So I wanted a game where you can advance your equipment, where your sword has a story that you put time into the sword, you are making the sword more valuable that way.

On Armored Kingdom’s trans-media ambitions…

Lisa: I would say Armored Kingdom is a mythic fantasy with a whiff of sci-fi multimedia IP company. We have comic books and animation and the TCG, all of which feed each other. All of that is empowered through Web3. It’s not just some speculative Web3 product. That’s how I describe it. 

What we envision is the animation and the comics feed the game, the game feeds the animation and the comics and all of this stuff works together seamlessly because it’s designed from the ground up that way.

So even in terms of gameplay, these characters that you’re going to meet in the comics, the way that they play, all of their play mechanics come from stories. So it’ll feel intuitive to you. When you go to play a certain kind of character, intuitively you’ll go, “Oh, I understand that this character would be more magical. I understand that this character would be more brute force” whatever those kinds of mechanics are, that it intuitively makes sense and that you can feel immersed in this world.

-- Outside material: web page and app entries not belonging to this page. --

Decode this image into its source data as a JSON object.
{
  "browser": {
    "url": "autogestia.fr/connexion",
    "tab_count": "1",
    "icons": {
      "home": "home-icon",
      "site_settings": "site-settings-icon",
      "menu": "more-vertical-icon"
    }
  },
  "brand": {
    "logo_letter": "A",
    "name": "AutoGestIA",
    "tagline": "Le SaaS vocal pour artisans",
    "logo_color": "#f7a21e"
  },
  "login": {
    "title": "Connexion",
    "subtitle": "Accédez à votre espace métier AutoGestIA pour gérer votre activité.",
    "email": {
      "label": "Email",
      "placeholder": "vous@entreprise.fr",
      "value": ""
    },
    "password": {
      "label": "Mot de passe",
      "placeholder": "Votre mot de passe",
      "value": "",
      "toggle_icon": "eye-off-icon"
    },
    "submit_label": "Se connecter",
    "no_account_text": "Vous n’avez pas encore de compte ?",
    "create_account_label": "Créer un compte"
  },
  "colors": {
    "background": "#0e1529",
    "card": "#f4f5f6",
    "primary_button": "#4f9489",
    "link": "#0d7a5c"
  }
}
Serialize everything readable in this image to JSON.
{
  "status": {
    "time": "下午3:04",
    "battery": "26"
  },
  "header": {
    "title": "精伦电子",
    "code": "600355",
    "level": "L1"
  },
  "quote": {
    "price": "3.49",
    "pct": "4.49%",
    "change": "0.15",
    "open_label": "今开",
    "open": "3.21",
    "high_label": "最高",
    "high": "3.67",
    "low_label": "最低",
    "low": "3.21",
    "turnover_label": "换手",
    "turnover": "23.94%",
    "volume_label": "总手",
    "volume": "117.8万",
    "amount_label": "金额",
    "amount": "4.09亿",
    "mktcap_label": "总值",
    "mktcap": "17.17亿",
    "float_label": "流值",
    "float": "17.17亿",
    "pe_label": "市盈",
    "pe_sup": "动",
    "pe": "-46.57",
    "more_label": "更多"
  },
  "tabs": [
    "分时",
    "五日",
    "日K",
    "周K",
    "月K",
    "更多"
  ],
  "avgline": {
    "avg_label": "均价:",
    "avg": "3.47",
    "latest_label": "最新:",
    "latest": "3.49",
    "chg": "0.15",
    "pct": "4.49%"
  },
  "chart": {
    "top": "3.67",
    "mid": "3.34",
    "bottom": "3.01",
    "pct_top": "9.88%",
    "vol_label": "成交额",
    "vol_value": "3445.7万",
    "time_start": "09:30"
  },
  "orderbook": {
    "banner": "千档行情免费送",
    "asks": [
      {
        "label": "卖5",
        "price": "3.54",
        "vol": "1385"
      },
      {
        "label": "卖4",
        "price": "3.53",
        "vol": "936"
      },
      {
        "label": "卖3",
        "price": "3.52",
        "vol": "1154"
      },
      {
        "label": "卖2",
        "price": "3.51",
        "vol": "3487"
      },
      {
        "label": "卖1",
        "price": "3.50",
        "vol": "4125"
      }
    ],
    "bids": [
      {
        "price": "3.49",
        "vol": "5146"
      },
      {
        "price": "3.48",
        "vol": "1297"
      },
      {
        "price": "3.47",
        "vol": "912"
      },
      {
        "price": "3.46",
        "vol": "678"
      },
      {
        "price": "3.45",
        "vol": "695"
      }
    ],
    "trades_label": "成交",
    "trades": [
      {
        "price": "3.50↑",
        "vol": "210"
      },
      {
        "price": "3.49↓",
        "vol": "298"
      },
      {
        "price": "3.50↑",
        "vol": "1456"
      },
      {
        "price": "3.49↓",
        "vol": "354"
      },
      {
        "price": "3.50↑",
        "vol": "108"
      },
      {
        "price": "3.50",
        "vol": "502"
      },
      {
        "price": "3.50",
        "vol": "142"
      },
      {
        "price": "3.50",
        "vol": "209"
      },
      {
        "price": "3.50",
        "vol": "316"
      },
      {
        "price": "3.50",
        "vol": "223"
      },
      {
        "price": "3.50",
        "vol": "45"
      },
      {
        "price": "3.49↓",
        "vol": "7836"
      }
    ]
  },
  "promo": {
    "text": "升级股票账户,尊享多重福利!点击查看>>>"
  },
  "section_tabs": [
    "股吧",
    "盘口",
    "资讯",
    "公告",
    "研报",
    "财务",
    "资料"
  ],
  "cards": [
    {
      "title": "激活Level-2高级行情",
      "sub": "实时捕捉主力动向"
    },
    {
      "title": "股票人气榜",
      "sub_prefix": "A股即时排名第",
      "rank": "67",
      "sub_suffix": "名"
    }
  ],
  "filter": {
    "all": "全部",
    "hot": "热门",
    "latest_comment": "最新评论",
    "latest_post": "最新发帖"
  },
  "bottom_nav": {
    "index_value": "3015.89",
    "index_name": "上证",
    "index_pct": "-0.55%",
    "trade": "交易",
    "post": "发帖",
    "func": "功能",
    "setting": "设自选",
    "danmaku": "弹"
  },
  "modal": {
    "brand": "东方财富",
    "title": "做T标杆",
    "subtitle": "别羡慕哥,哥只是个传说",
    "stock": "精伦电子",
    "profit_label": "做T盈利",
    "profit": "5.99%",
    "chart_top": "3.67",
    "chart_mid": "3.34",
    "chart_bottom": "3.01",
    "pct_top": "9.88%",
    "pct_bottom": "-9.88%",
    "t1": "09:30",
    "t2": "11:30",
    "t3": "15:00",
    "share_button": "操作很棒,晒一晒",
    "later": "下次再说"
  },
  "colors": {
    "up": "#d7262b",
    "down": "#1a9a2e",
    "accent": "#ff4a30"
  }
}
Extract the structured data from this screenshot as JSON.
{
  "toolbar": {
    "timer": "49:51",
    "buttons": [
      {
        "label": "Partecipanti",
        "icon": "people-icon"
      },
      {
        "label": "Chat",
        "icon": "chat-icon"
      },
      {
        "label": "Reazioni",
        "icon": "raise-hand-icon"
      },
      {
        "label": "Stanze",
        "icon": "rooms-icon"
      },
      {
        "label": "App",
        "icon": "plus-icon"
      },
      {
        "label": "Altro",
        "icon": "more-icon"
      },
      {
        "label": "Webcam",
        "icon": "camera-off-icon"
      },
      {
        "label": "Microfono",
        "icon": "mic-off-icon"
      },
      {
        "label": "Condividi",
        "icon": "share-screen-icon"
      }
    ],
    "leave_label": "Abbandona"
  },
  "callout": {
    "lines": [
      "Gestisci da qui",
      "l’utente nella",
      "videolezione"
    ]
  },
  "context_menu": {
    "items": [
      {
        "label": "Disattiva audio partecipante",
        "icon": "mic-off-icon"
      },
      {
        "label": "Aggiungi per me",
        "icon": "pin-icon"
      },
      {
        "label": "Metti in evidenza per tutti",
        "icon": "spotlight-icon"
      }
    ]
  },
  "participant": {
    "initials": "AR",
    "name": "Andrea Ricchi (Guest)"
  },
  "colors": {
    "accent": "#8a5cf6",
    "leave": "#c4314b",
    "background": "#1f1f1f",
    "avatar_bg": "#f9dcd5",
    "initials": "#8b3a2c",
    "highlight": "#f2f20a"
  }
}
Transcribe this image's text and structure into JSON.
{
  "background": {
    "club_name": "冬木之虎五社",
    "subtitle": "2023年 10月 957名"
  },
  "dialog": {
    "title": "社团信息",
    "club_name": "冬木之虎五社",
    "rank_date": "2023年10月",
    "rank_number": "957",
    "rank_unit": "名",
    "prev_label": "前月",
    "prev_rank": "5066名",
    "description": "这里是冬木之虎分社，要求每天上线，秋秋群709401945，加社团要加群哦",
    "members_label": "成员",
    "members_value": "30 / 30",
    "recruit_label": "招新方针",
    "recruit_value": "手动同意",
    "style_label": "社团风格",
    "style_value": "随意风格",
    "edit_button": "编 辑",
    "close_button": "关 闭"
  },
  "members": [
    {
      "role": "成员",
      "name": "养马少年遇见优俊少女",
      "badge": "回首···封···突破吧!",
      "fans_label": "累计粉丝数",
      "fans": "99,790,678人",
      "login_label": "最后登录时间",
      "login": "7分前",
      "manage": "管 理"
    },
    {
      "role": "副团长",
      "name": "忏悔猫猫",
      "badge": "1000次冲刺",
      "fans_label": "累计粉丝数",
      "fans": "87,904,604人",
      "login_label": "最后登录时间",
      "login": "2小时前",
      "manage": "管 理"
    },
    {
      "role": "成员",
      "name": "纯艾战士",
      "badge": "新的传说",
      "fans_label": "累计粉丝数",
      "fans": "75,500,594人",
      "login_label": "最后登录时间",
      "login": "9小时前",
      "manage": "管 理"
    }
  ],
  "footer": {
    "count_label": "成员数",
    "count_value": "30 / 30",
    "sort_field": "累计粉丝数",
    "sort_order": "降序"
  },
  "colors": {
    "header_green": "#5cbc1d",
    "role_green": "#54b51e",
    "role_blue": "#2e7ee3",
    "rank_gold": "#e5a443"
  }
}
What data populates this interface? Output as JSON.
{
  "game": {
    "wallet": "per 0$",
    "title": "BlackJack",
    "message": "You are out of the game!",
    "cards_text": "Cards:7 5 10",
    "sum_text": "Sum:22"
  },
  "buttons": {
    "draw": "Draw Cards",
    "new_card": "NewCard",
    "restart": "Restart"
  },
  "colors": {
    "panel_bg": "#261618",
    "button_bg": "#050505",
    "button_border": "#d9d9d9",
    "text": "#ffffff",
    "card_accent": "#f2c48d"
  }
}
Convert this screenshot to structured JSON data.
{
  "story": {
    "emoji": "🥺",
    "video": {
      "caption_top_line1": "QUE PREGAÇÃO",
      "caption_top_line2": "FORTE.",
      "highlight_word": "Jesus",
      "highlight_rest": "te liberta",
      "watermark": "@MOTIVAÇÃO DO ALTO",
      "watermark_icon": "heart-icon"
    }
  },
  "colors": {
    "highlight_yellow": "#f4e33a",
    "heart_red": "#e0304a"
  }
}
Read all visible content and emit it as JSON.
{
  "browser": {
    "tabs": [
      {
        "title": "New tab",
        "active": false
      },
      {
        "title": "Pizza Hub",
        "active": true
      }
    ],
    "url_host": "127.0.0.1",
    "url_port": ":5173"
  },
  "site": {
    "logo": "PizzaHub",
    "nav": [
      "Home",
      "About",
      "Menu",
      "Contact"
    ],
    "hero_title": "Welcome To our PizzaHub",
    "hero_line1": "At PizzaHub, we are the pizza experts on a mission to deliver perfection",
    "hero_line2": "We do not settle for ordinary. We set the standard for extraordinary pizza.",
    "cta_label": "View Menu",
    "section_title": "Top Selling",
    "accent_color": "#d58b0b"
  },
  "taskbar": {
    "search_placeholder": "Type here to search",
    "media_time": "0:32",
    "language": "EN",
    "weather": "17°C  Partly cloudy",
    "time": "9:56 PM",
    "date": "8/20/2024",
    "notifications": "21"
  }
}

These are just the highlights. To hear more, check out the full video interview embedded above or subscribe to the Deconstructor of Fun podcast feed. And if you think you’re the right producer to partner with Mila Kunis and lead Armored Kingdom feel free to reach out to me on LinkedIn to be connected to the team. To follow along as the project develops be sure to join the Armored Kingdom Discord.